- In New York state nursing homes, the presence of a healthcare union was associated with a 30% relative decrease in COVID-19 deaths and a 42% relative decrease in infections compared to nursing homes without a union, a Health Affairs study published late last week found.
- Unions were associated with greater access to personal protective equipment, too. Those at unionized nursing homes had greater access to N95 masks and eye shields, according to the report.
- The authors concluded that healthcare worker unionization "may play an important role in ensuring access to appropriate PPE and implementing infection control policies that protect vulnerable nursing home residents."
The COVID-19 pandemic has hit nursing homes brutally due to their vulnerable populations and close living quarters. More than 40% of reported COVID-19 deaths in the U.S. occurred in nursing homes, according to the Health Affairs report.
Adam Dean, co-author and assistant professor of political science at George Washington University, said early research focused on facilities' quality ratings and local levels of COVID-19 spread to explain why certain nursing homes fared far worse than others across early hotspot states.
He and other Health Affairs researchers looked at New York specifically, and were able to link another factor to mortality rates at similar facilities in the same region — union status.
Looking at mortality, their sample included 355 nursing homes across the state. About half, or 246 facilities, had healthcare worker unions. The majority of those unionized employees are represented by Service Employees International Union. Others are members of the New York State Nurses Association and Teamsters.
Their findings suggest those labor unions performed some functions that reduced COVID-19 deaths among their patient population. Beyond holding protests and vigils and gathering data on unsafe working conditions to raise awareness, they took legal action demanding employers offer more protections, Dean said.
He was wary though to apply the findings to other settings, such as hospitals, without further research.

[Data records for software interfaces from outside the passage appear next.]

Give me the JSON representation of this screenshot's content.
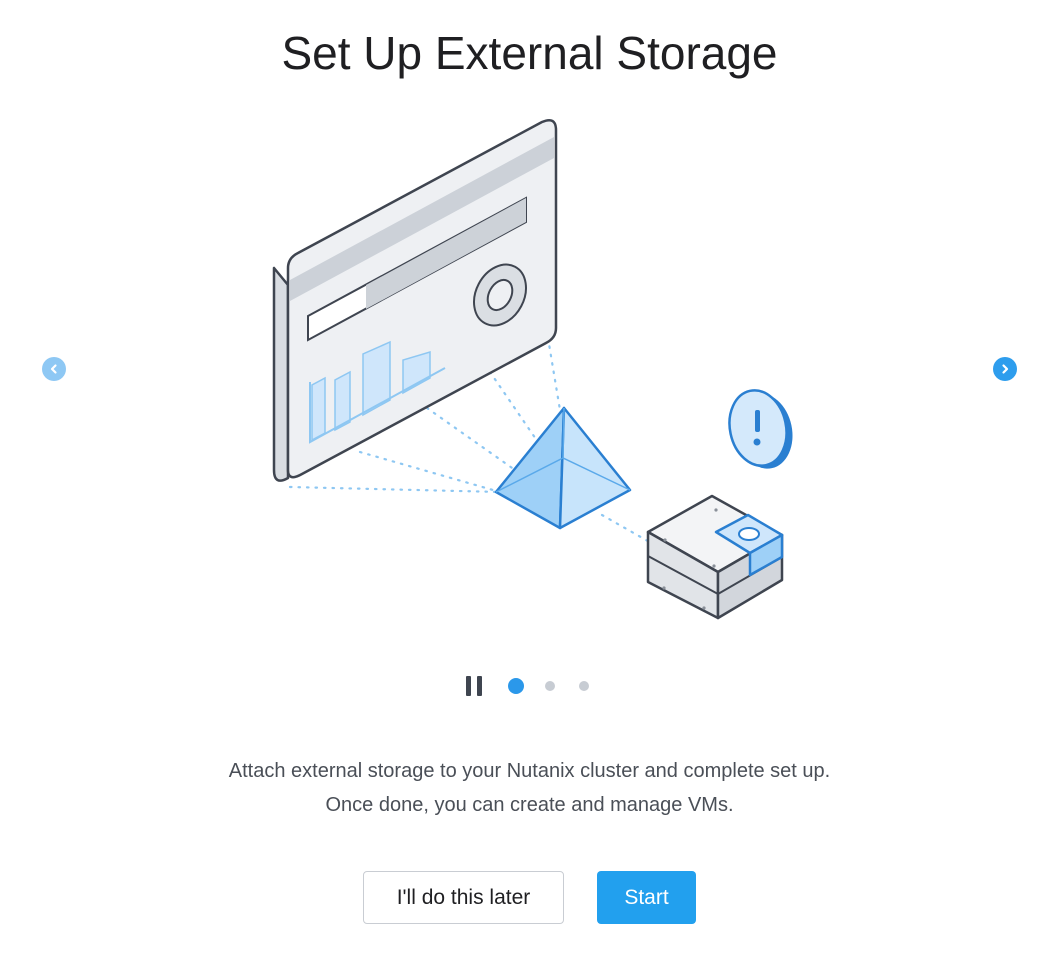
{
  "dialog": {
    "title": "Set Up External Storage",
    "description_line1": "Attach external storage to your Nutanix cluster and complete set up.",
    "description_line2": "Once done, you can create and manage VMs."
  },
  "carousel": {
    "prev_icon": "chevron-left-icon",
    "next_icon": "chevron-right-icon",
    "pause_icon": "pause-icon",
    "slides_count": 3,
    "active_slide": 1
  },
  "buttons": {
    "later_label": "I'll do this later",
    "start_label": "Start"
  },
  "colors": {
    "accent": "#22a0ee",
    "outline": "#3f4550",
    "light_blue": "#cfe6fb",
    "panel": "#eef0f3"
  }
}
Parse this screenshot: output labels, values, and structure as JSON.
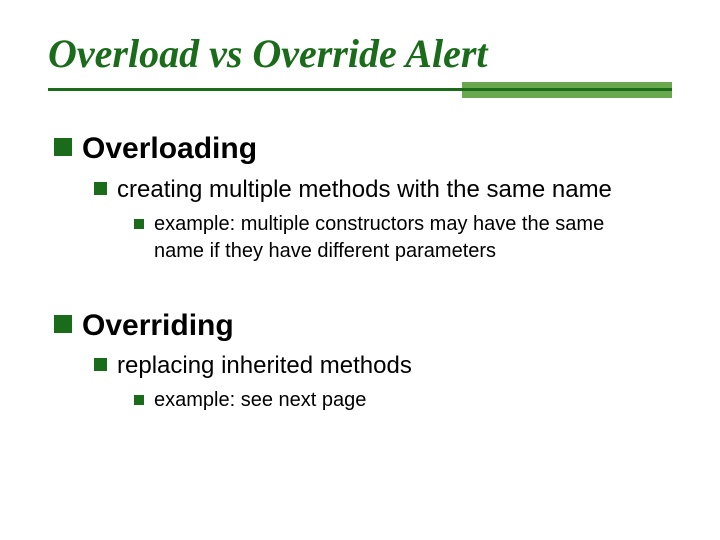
{
  "title": "Overload vs Override Alert",
  "sections": [
    {
      "heading": "Overloading",
      "sub": {
        "text": "creating multiple methods with the same name",
        "example": "example: multiple constructors may have the same name if they have different parameters"
      }
    },
    {
      "heading": "Overriding",
      "sub": {
        "text": "replacing inherited methods",
        "example": "example: see next page"
      }
    }
  ],
  "colors": {
    "primary": "#1a6b1a",
    "accent": "#6aa84f"
  }
}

As he and the other authors wrote, "more research is needed to understand the numerous mechanisms through which unions may influence COVID-19 mortality rates, such as staff training, reducing use of part-time workers, implementing infection protocols, and giving workers a collective voice in the workplace."
Unionized facilities in the study were more likely to be for-profit and less likely to be associated with a chain. They also had lower staffing ratios and were located in metro areas with higher levels of COVID-19 spread, according to the report.
Healthcare labor unions have been active throughout the pandemic, holding protests and other events, often over PPE and staffing concerns. Some with expired contracts have gone on strike, including nurses and service workers on strike this week at University of Illinois Hospital in Chicago.